▶ ASSIGNMENT
All lines in the material below that contain "icon" should be located and copied.
__________
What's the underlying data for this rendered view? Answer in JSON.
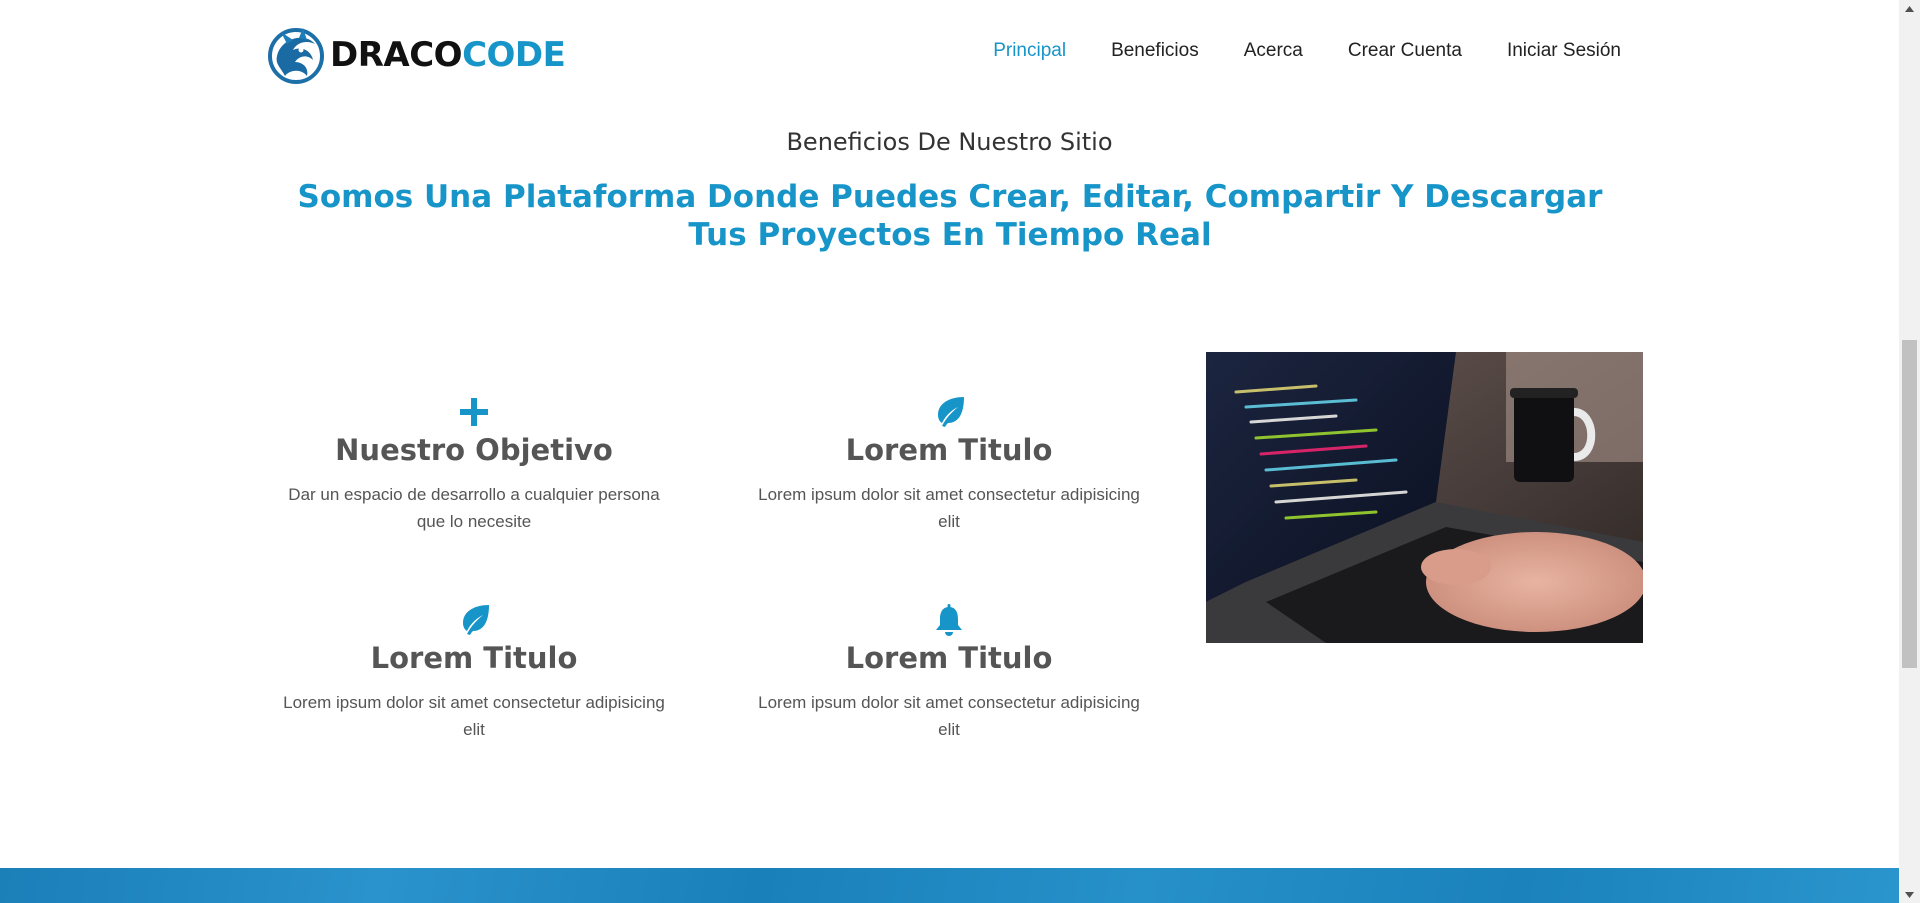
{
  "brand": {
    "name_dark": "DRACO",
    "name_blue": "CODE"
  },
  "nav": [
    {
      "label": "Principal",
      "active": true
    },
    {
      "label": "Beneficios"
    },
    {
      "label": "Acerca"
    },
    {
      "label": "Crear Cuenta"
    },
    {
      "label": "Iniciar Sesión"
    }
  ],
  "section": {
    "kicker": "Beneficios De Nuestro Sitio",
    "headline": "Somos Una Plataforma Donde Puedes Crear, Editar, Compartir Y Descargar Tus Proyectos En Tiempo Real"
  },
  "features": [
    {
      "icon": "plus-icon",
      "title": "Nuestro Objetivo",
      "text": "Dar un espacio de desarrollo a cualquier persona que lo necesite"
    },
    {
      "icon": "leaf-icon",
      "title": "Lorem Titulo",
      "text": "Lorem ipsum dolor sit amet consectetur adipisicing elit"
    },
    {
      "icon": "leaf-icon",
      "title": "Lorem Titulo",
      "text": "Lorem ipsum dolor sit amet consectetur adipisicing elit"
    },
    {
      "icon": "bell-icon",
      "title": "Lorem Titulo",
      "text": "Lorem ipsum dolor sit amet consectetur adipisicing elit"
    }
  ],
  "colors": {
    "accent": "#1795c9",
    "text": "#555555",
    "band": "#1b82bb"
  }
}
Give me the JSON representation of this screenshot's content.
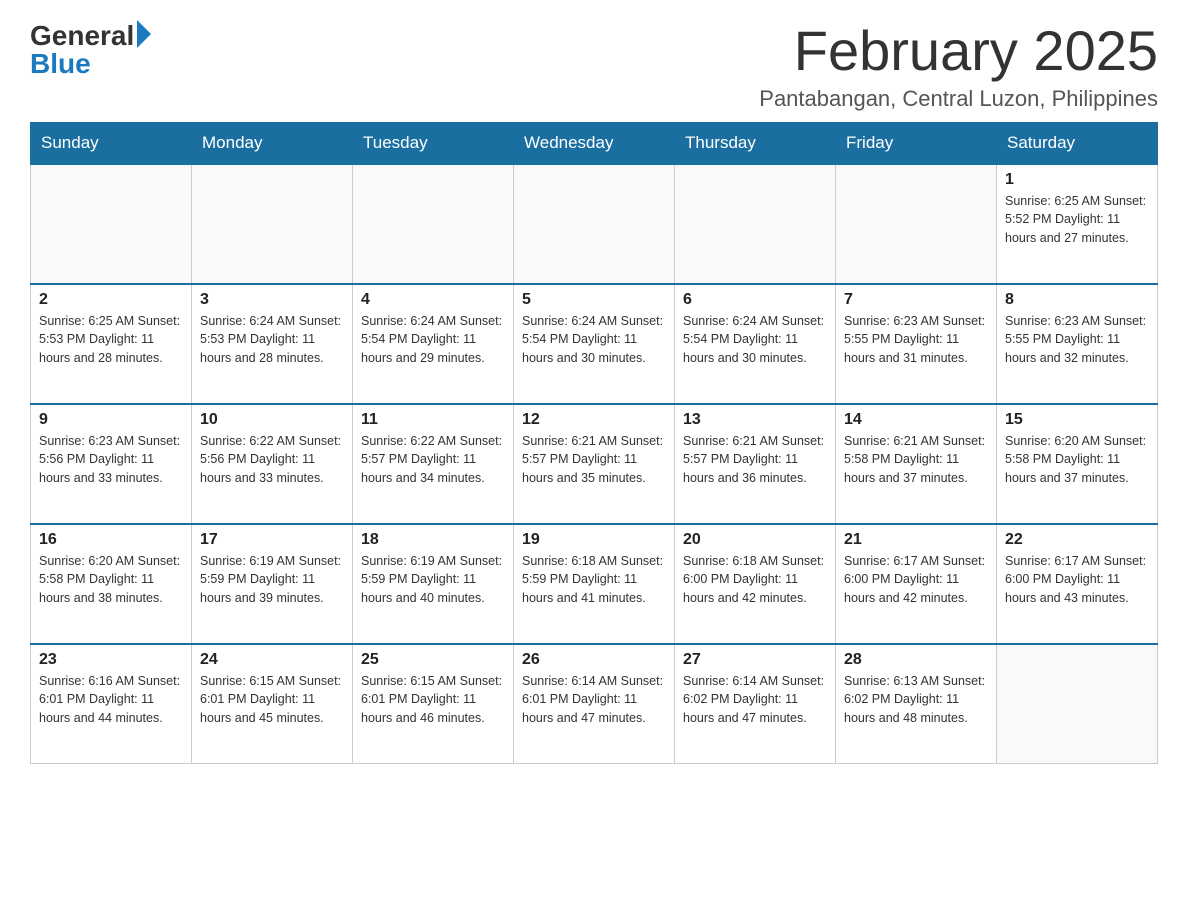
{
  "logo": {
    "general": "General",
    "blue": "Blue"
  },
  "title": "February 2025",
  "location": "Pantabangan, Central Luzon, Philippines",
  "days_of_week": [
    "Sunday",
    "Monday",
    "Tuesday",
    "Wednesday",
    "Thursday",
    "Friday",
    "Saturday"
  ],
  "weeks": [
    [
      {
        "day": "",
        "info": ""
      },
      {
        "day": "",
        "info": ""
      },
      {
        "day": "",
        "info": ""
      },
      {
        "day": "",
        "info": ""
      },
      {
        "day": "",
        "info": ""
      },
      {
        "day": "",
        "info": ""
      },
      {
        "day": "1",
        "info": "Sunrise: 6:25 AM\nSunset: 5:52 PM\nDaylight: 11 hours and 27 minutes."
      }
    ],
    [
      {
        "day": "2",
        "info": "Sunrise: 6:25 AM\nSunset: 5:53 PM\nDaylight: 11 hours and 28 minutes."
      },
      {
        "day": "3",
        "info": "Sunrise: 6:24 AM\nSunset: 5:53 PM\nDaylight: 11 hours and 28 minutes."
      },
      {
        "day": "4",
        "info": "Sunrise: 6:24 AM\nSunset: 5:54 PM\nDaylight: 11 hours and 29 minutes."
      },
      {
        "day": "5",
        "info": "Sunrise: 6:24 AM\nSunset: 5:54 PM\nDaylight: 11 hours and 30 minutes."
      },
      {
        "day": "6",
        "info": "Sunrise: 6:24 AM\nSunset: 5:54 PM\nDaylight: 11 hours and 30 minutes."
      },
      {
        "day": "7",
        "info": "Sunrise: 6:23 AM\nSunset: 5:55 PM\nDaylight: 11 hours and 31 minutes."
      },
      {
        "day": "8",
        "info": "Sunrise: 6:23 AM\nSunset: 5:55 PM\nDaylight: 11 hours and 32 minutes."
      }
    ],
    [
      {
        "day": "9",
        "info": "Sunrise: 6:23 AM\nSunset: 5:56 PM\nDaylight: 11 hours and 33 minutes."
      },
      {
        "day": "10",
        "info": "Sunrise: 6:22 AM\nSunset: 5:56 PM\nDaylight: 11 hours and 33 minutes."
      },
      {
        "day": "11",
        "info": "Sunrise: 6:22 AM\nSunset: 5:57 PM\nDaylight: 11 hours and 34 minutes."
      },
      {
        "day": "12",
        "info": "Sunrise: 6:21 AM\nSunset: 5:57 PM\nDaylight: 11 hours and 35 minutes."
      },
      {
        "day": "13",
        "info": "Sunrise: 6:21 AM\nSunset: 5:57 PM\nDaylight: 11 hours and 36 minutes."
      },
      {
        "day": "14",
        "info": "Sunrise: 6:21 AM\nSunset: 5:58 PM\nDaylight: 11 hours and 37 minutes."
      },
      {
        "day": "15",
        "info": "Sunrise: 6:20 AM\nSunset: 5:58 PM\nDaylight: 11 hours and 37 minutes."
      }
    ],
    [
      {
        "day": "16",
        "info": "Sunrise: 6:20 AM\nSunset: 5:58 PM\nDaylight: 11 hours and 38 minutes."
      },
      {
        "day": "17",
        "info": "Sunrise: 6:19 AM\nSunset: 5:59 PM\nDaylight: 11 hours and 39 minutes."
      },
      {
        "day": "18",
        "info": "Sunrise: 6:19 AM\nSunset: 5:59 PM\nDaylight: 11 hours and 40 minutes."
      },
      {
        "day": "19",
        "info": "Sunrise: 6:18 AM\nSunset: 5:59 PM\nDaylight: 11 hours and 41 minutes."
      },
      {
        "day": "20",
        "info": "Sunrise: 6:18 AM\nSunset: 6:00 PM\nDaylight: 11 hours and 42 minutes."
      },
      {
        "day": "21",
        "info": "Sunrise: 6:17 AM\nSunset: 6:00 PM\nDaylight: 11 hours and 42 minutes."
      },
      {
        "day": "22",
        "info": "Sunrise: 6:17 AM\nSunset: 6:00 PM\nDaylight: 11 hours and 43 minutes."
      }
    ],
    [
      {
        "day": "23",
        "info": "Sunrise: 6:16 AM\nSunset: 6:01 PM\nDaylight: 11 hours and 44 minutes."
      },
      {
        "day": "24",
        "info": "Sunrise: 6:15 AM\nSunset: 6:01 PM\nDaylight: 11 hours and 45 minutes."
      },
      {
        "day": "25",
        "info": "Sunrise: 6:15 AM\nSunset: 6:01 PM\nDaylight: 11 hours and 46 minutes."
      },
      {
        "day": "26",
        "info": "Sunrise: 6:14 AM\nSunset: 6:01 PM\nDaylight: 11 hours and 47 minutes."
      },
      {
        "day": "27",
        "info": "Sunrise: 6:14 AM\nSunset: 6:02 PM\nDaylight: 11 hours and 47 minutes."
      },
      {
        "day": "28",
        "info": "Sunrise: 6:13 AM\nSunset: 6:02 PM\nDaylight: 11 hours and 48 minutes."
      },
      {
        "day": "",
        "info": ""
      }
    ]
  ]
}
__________
▶ TASK RESPONSE
      "icon": "plus-icon",
      "icon": "leaf-icon",
      "icon": "leaf-icon",
      "icon": "bell-icon",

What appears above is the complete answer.